(Beginning of Records supplied)

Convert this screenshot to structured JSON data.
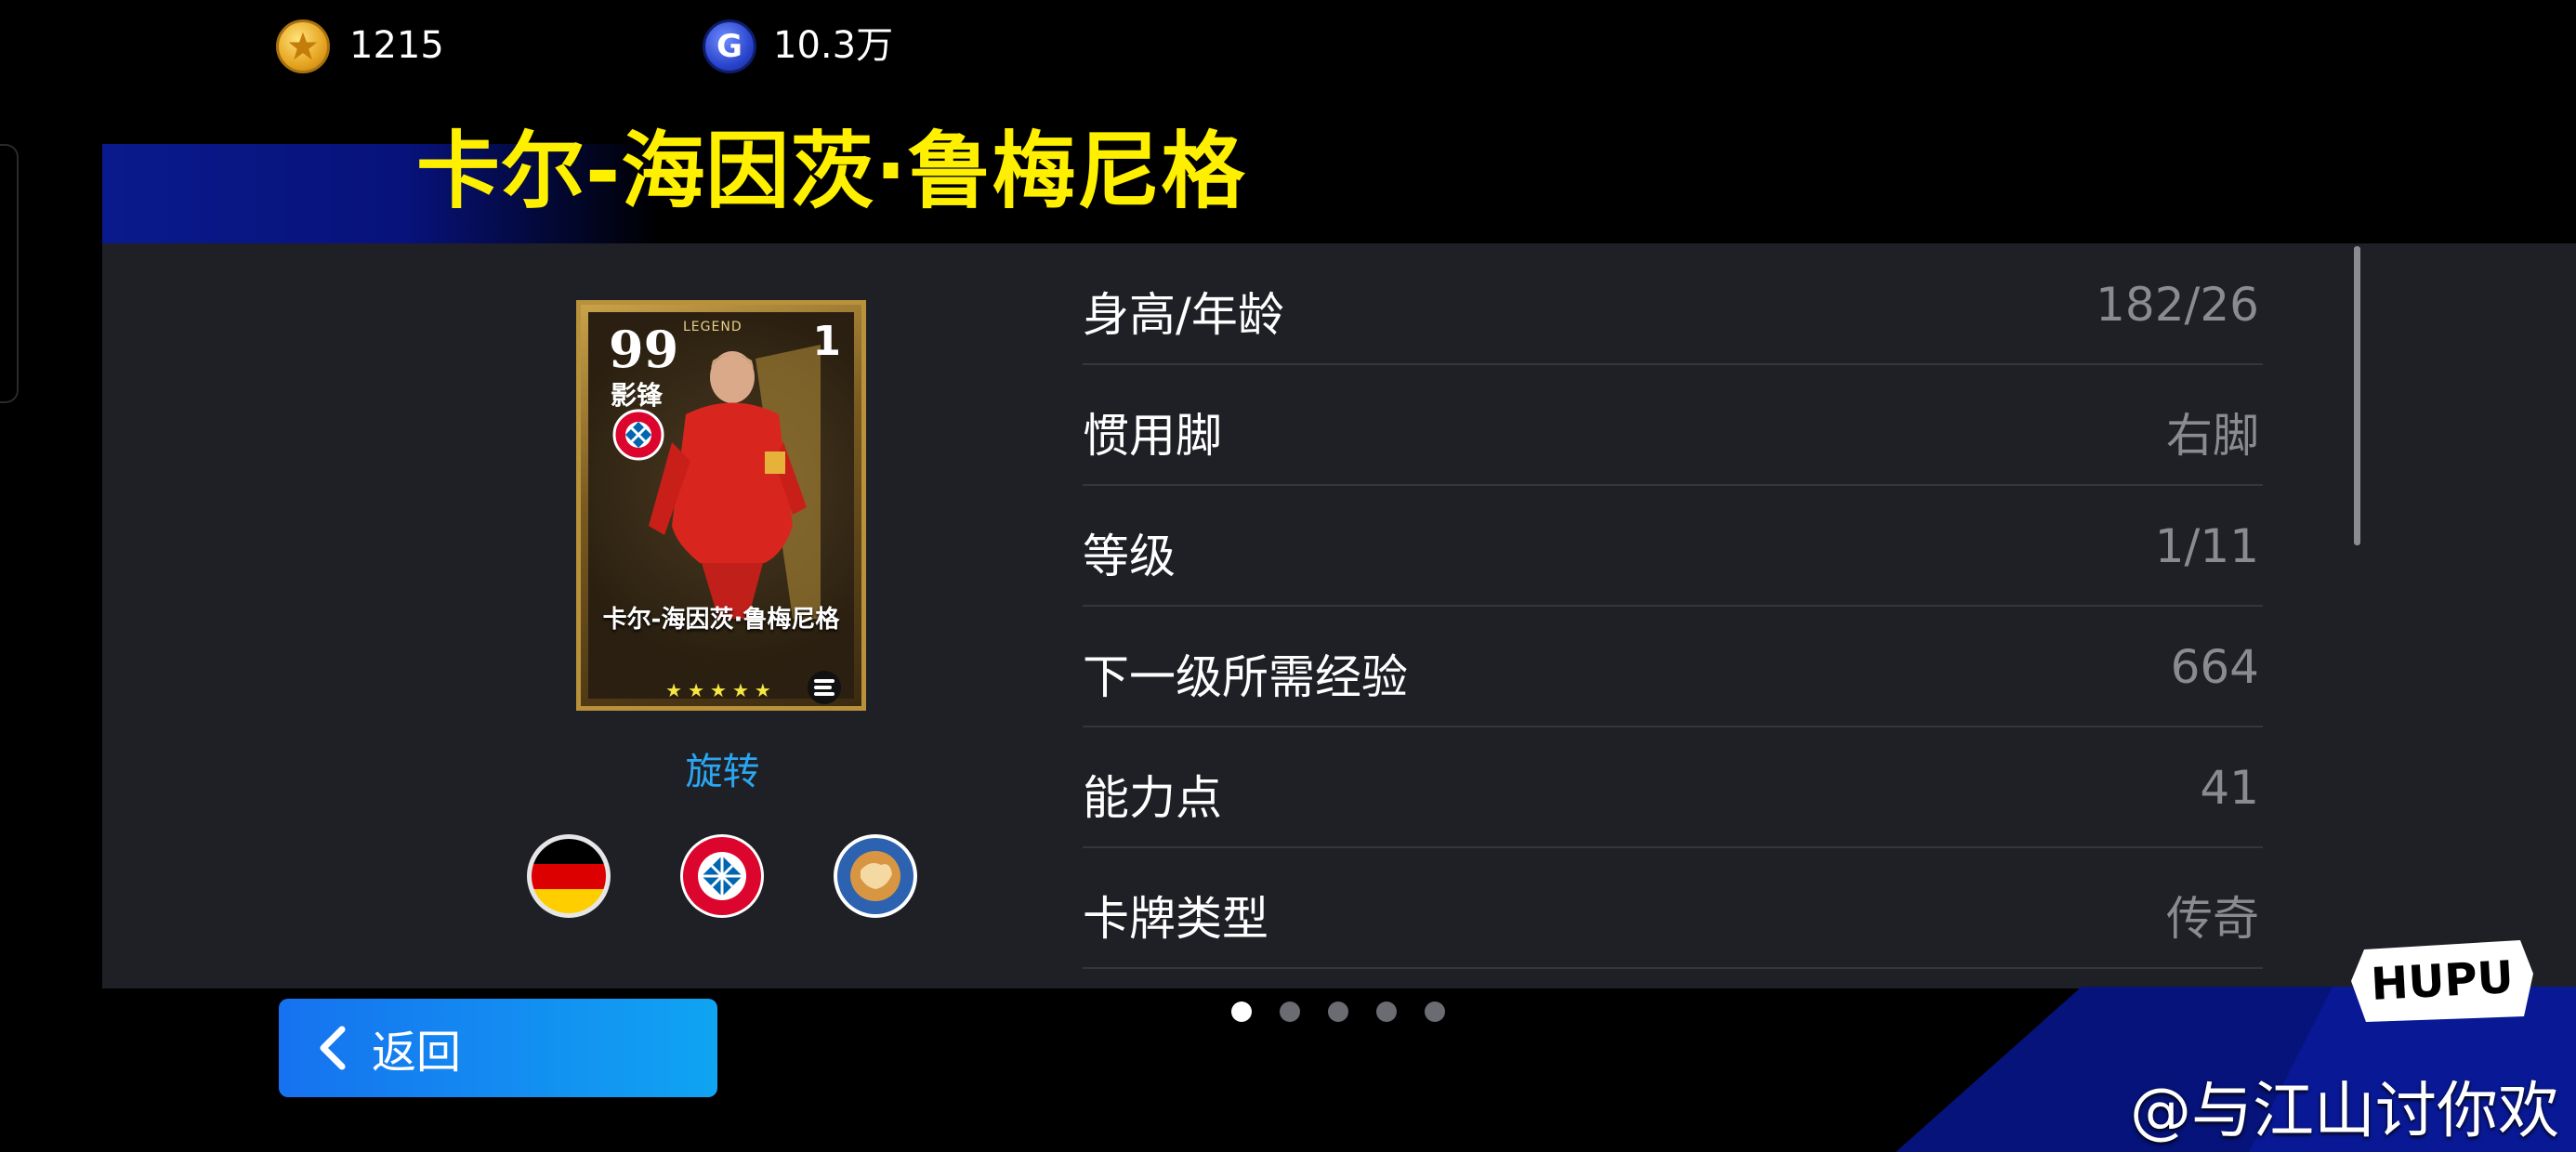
{
  "currencies": {
    "gold": {
      "icon": "gold-coin-star-icon",
      "amount": "1215"
    },
    "gp": {
      "icon": "gp-coin-icon",
      "symbol": "G",
      "amount": "10.3万"
    }
  },
  "player": {
    "title": "卡尔-海因茨·鲁梅尼格"
  },
  "card": {
    "rating": "99",
    "position": "影锋",
    "legend_label": "LEGEND",
    "level": "1",
    "name": "卡尔-海因茨·鲁梅尼格",
    "stars": "★★★★★",
    "rotate_label": "旋转"
  },
  "badges": [
    {
      "name": "germany-flag-icon"
    },
    {
      "name": "bayern-munich-crest-icon"
    },
    {
      "name": "europa-league-badge-icon"
    }
  ],
  "stats": [
    {
      "label": "身高/年龄",
      "value": "182/26"
    },
    {
      "label": "惯用脚",
      "value": "右脚"
    },
    {
      "label": "等级",
      "value": "1/11"
    },
    {
      "label": "下一级所需经验",
      "value": "664"
    },
    {
      "label": "能力点",
      "value": "41"
    },
    {
      "label": "卡牌类型",
      "value": "传奇"
    }
  ],
  "pagination": {
    "total": 5,
    "current": 1
  },
  "back_button": {
    "label": "返回"
  },
  "hupu_logo": {
    "text": "HUPU"
  },
  "watermark": {
    "text": "@与江山讨你欢"
  },
  "colors": {
    "title_yellow": "#fff000",
    "panel_bg": "#1f2025",
    "link_blue": "#2aa6f2",
    "button_blue_start": "#1672f0",
    "button_blue_end": "#10a4f2",
    "value_gray": "#8a8b90"
  }
}
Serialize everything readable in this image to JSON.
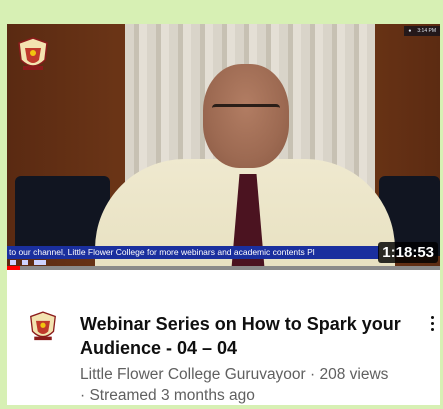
{
  "video": {
    "ticker_text": "to our channel, Little Flower College for more webinars and academic contents Pl",
    "duration": "1:18:53",
    "progress_fraction": 0.03,
    "tray_time": "3:14 PM"
  },
  "meta": {
    "title": "Webinar Series on How to Spark your Audience - 04 – 04",
    "channel_views": "Little Flower College Guruvayoor · 208 views",
    "streamed": "· Streamed 3 months ago"
  },
  "colors": {
    "ticker_bg": "#1a2f9e",
    "progress": "#ff0000",
    "background": "#d7f0b4"
  },
  "icons": {
    "logo": "college-crest-icon",
    "more": "kebab-menu-icon"
  }
}
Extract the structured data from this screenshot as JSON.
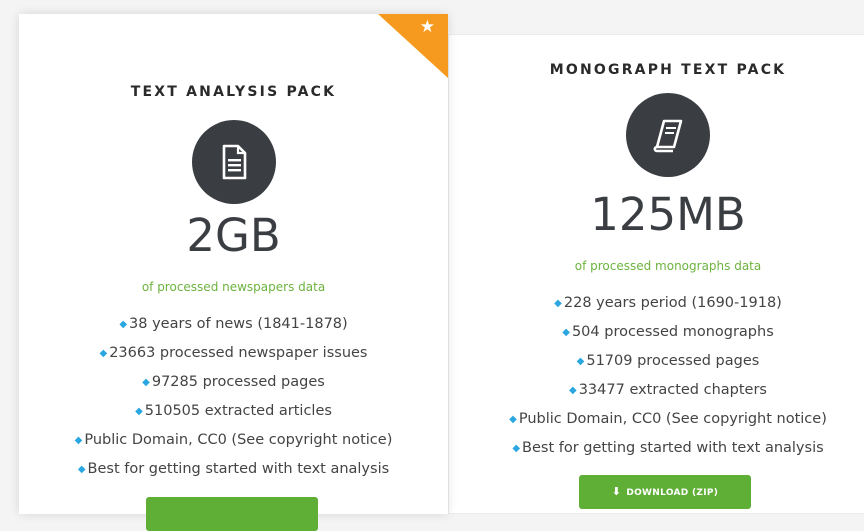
{
  "cards": [
    {
      "title": "TEXT ANALYSIS PACK",
      "icon": "document-icon",
      "featured": true,
      "size": "2GB",
      "subtitle": "of processed newspapers data",
      "features": [
        "38 years of news (1841-1878)",
        "23663 processed newspaper issues",
        "97285 processed pages",
        "510505 extracted articles",
        "Public Domain, CC0 (See copyright notice)",
        "Best for getting started with text analysis"
      ],
      "button_label": ""
    },
    {
      "title": "MONOGRAPH TEXT PACK",
      "icon": "book-icon",
      "featured": false,
      "size": "125MB",
      "subtitle": "of processed monographs data",
      "features": [
        "228 years period (1690-1918)",
        "504 processed monographs",
        "51709 processed pages",
        "33477 extracted chapters",
        "Public Domain, CC0 (See copyright notice)",
        "Best for getting started with text analysis"
      ],
      "button_label": "DOWNLOAD (ZIP)"
    }
  ],
  "colors": {
    "accent_green": "#6db33f",
    "button_green": "#5fae36",
    "ribbon_orange": "#f59a1e",
    "bullet_blue": "#2aa6e0",
    "icon_circle": "#3a3d42"
  }
}
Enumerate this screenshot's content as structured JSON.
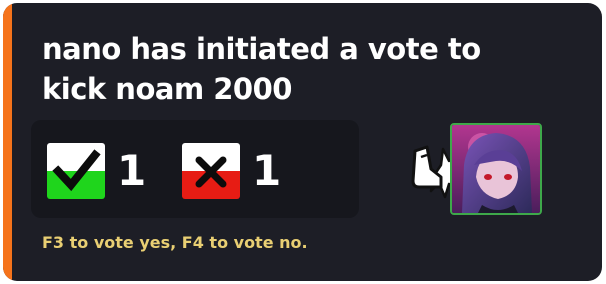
{
  "notification": {
    "title": "nano has initiated a vote to kick noam 2000",
    "hint": "F3 to vote yes, F4 to vote no.",
    "accent_color": "#f5731b"
  },
  "votes": {
    "yes": {
      "icon": "checkmark-icon",
      "count": "1",
      "color": "#1fd51c"
    },
    "no": {
      "icon": "x-mark-icon",
      "count": "1",
      "color": "#e71c14"
    }
  },
  "target": {
    "action_icon": "kick-icon",
    "avatar": "player-avatar"
  }
}
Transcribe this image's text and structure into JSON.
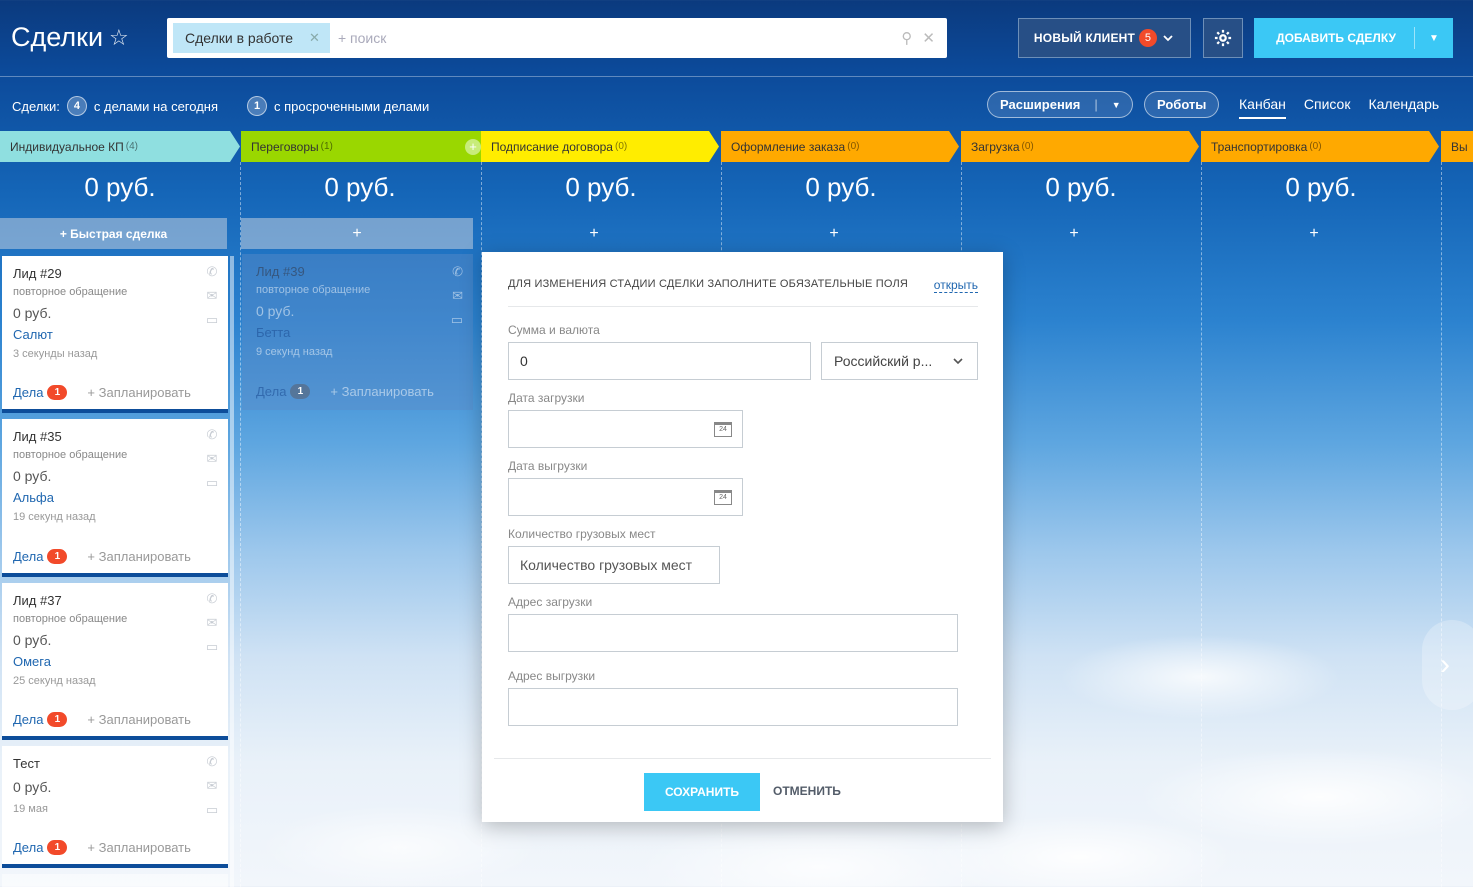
{
  "header": {
    "title": "Сделки",
    "filter_chip": "Сделки в работе",
    "search_placeholder": "+ поиск",
    "new_client_label": "НОВЫЙ КЛИЕНТ",
    "new_client_badge": "5",
    "add_deal_label": "ДОБАВИТЬ СДЕЛКУ"
  },
  "counters": {
    "prefix": "Сделки:",
    "today_count": "4",
    "today_label": "с делами на сегодня",
    "overdue_count": "1",
    "overdue_label": "с просроченными делами"
  },
  "toolbar": {
    "extensions": "Расширения",
    "robots": "Роботы",
    "views": [
      "Канбан",
      "Список",
      "Календарь"
    ]
  },
  "stages": [
    {
      "name": "Индивидуальное КП",
      "count": "(4)",
      "color": "#8fdfe0",
      "sum": "0 руб.",
      "add": "+ Быстрая сделка"
    },
    {
      "name": "Переговоры",
      "count": "(1)",
      "color": "#9ad700",
      "sum": "0 руб.",
      "add": "+"
    },
    {
      "name": "Подписание договора",
      "count": "(0)",
      "color": "#ffed00",
      "sum": "0 руб.",
      "add": "+"
    },
    {
      "name": "Оформление заказа",
      "count": "(0)",
      "color": "#ffa900",
      "sum": "0 руб.",
      "add": "+"
    },
    {
      "name": "Загрузка",
      "count": "(0)",
      "color": "#ffa900",
      "sum": "0 руб.",
      "add": "+"
    },
    {
      "name": "Транспортировка",
      "count": "(0)",
      "color": "#ffa900",
      "sum": "0 руб.",
      "add": "+"
    },
    {
      "name": "Вы",
      "count": "",
      "color": "#ffa900"
    }
  ],
  "cards": [
    {
      "name": "Лид #29",
      "sub": "повторное обращение",
      "amount": "0 руб.",
      "client": "Салют",
      "time": "3 секунды назад",
      "deals": "Дела",
      "deals_count": "1",
      "plan": "+ Запланировать"
    },
    {
      "name": "Лид #35",
      "sub": "повторное обращение",
      "amount": "0 руб.",
      "client": "Альфа",
      "time": "19 секунд назад",
      "deals": "Дела",
      "deals_count": "1",
      "plan": "+ Запланировать"
    },
    {
      "name": "Лид #37",
      "sub": "повторное обращение",
      "amount": "0 руб.",
      "client": "Омега",
      "time": "25 секунд назад",
      "deals": "Дела",
      "deals_count": "1",
      "plan": "+ Запланировать"
    },
    {
      "name": "Тест",
      "amount": "0 руб.",
      "time": "19 мая",
      "deals": "Дела",
      "deals_count": "1",
      "plan": "+ Запланировать"
    }
  ],
  "ghost_card": {
    "name": "Лид #39",
    "sub": "повторное обращение",
    "amount": "0 руб.",
    "client": "Бетта",
    "time": "9 секунд назад",
    "deals": "Дела",
    "deals_count": "1",
    "plan": "+ Запланировать"
  },
  "modal": {
    "header": "ДЛЯ ИЗМЕНЕНИЯ СТАДИИ СДЕЛКИ ЗАПОЛНИТЕ ОБЯЗАТЕЛЬНЫЕ ПОЛЯ",
    "open_link": "открыть",
    "amount_label": "Сумма и валюта",
    "amount_value": "0",
    "currency": "Российский р...",
    "load_date_label": "Дата загрузки",
    "unload_date_label": "Дата выгрузки",
    "cargo_label": "Количество грузовых мест",
    "cargo_placeholder": "Количество грузовых мест",
    "load_addr_label": "Адрес загрузки",
    "unload_addr_label": "Адрес выгрузки",
    "save": "СОХРАНИТЬ",
    "cancel": "ОТМЕНИТЬ"
  }
}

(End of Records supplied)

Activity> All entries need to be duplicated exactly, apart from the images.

Solved exercise>
Convert this screenshot to structured JSON data.
{
  "currencies": {
    "gold": {
      "icon": "gold-coin-star-icon",
      "amount": "1215"
    },
    "gp": {
      "icon": "gp-coin-icon",
      "symbol": "G",
      "amount": "10.3万"
    }
  },
  "player": {
    "title": "卡尔-海因茨·鲁梅尼格"
  },
  "card": {
    "rating": "99",
    "position": "影锋",
    "legend_label": "LEGEND",
    "level": "1",
    "name": "卡尔-海因茨·鲁梅尼格",
    "stars": "★★★★★",
    "rotate_label": "旋转"
  },
  "badges": [
    {
      "name": "germany-flag-icon"
    },
    {
      "name": "bayern-munich-crest-icon"
    },
    {
      "name": "europa-league-badge-icon"
    }
  ],
  "stats": [
    {
      "label": "身高/年龄",
      "value": "182/26"
    },
    {
      "label": "惯用脚",
      "value": "右脚"
    },
    {
      "label": "等级",
      "value": "1/11"
    },
    {
      "label": "下一级所需经验",
      "value": "664"
    },
    {
      "label": "能力点",
      "value": "41"
    },
    {
      "label": "卡牌类型",
      "value": "传奇"
    }
  ],
  "pagination": {
    "total": 5,
    "current": 1
  },
  "back_button": {
    "label": "返回"
  },
  "hupu_logo": {
    "text": "HUPU"
  },
  "watermark": {
    "text": "@与江山讨你欢"
  },
  "colors": {
    "title_yellow": "#fff000",
    "panel_bg": "#1f2025",
    "link_blue": "#2aa6f2",
    "button_blue_start": "#1672f0",
    "button_blue_end": "#10a4f2",
    "value_gray": "#8a8b90"
  }
}
Serialize everything readable in this image to JSON.
{
  "video": {
    "ticker_text": "to our channel, Little Flower College for more webinars and academic contents Pl",
    "duration": "1:18:53",
    "progress_fraction": 0.03,
    "tray_time": "3:14 PM"
  },
  "meta": {
    "title": "Webinar Series on How to Spark your Audience - 04 – 04",
    "channel_views": "Little Flower College Guruvayoor · 208 views",
    "streamed": "· Streamed 3 months ago"
  },
  "colors": {
    "ticker_bg": "#1a2f9e",
    "progress": "#ff0000",
    "background": "#d7f0b4"
  },
  "icons": {
    "logo": "college-crest-icon",
    "more": "kebab-menu-icon"
  }
}
Extract the structured data from this screenshot as JSON.
{
  "cards": [
    {
      "title": "TEXT ANALYSIS PACK",
      "icon": "document-icon",
      "featured": true,
      "size": "2GB",
      "subtitle": "of processed newspapers data",
      "features": [
        "38 years of news (1841-1878)",
        "23663 processed newspaper issues",
        "97285 processed pages",
        "510505 extracted articles",
        "Public Domain, CC0 (See copyright notice)",
        "Best for getting started with text analysis"
      ],
      "button_label": ""
    },
    {
      "title": "MONOGRAPH TEXT PACK",
      "icon": "book-icon",
      "featured": false,
      "size": "125MB",
      "subtitle": "of processed monographs data",
      "features": [
        "228 years period (1690-1918)",
        "504 processed monographs",
        "51709 processed pages",
        "33477 extracted chapters",
        "Public Domain, CC0 (See copyright notice)",
        "Best for getting started with text analysis"
      ],
      "button_label": "DOWNLOAD (ZIP)"
    }
  ],
  "colors": {
    "accent_green": "#6db33f",
    "button_green": "#5fae36",
    "ribbon_orange": "#f59a1e",
    "bullet_blue": "#2aa6e0",
    "icon_circle": "#3a3d42"
  }
}
Enumerate this screenshot's content as structured JSON.
{
  "notification": {
    "title": "nano has initiated a vote to kick noam 2000",
    "hint": "F3 to vote yes, F4 to vote no.",
    "accent_color": "#f5731b"
  },
  "votes": {
    "yes": {
      "icon": "checkmark-icon",
      "count": "1",
      "color": "#1fd51c"
    },
    "no": {
      "icon": "x-mark-icon",
      "count": "1",
      "color": "#e71c14"
    }
  },
  "target": {
    "action_icon": "kick-icon",
    "avatar": "player-avatar"
  }
}
Transcribe this image's text and structure into JSON.
{
  "header": {
    "title": "Сделки",
    "filter_chip": "Сделки в работе",
    "search_placeholder": "+ поиск",
    "new_client_label": "НОВЫЙ КЛИЕНТ",
    "new_client_badge": "5",
    "add_deal_label": "ДОБАВИТЬ СДЕЛКУ"
  },
  "counters": {
    "prefix": "Сделки:",
    "today_count": "4",
    "today_label": "с делами на сегодня",
    "overdue_count": "1",
    "overdue_label": "с просроченными делами"
  },
  "toolbar": {
    "extensions": "Расширения",
    "robots": "Роботы",
    "views": [
      "Канбан",
      "Список",
      "Календарь"
    ]
  },
  "stages": [
    {
      "name": "Индивидуальное КП",
      "count": "(4)",
      "color": "#8fdfe0",
      "sum": "0 руб.",
      "add": "+ Быстрая сделка"
    },
    {
      "name": "Переговоры",
      "count": "(1)",
      "color": "#9ad700",
      "sum": "0 руб.",
      "add": "+"
    },
    {
      "name": "Подписание договора",
      "count": "(0)",
      "color": "#ffed00",
      "sum": "0 руб.",
      "add": "+"
    },
    {
      "name": "Оформление заказа",
      "count": "(0)",
      "color": "#ffa900",
      "sum": "0 руб.",
      "add": "+"
    },
    {
      "name": "Загрузка",
      "count": "(0)",
      "color": "#ffa900",
      "sum": "0 руб.",
      "add": "+"
    },
    {
      "name": "Транспортировка",
      "count": "(0)",
      "color": "#ffa900",
      "sum": "0 руб.",
      "add": "+"
    },
    {
      "name": "Вы",
      "count": "",
      "color": "#ffa900"
    }
  ],
  "cards": [
    {
      "name": "Лид #29",
      "sub": "повторное обращение",
      "amount": "0 руб.",
      "client": "Салют",
      "time": "3 секунды назад",
      "deals": "Дела",
      "deals_count": "1",
      "plan": "+ Запланировать"
    },
    {
      "name": "Лид #35",
      "sub": "повторное обращение",
      "amount": "0 руб.",
      "client": "Альфа",
      "time": "19 секунд назад",
      "deals": "Дела",
      "deals_count": "1",
      "plan": "+ Запланировать"
    },
    {
      "name": "Лид #37",
      "sub": "повторное обращение",
      "amount": "0 руб.",
      "client": "Омега",
      "time": "25 секунд назад",
      "deals": "Дела",
      "deals_count": "1",
      "plan": "+ Запланировать"
    },
    {
      "name": "Тест",
      "amount": "0 руб.",
      "time": "19 мая",
      "deals": "Дела",
      "deals_count": "1",
      "plan": "+ Запланировать"
    }
  ],
  "ghost_card": {
    "name": "Лид #39",
    "sub": "повторное обращение",
    "amount": "0 руб.",
    "client": "Бетта",
    "time": "9 секунд назад",
    "deals": "Дела",
    "deals_count": "1",
    "plan": "+ Запланировать"
  },
  "modal": {
    "header": "ДЛЯ ИЗМЕНЕНИЯ СТАДИИ СДЕЛКИ ЗАПОЛНИТЕ ОБЯЗАТЕЛЬНЫЕ ПОЛЯ",
    "open_link": "открыть",
    "amount_label": "Сумма и валюта",
    "amount_value": "0",
    "currency": "Российский р...",
    "load_date_label": "Дата загрузки",
    "unload_date_label": "Дата выгрузки",
    "cargo_label": "Количество грузовых мест",
    "cargo_placeholder": "Количество грузовых мест",
    "load_addr_label": "Адрес загрузки",
    "unload_addr_label": "Адрес выгрузки",
    "save": "СОХРАНИТЬ",
    "cancel": "ОТМЕНИТЬ"
  }
}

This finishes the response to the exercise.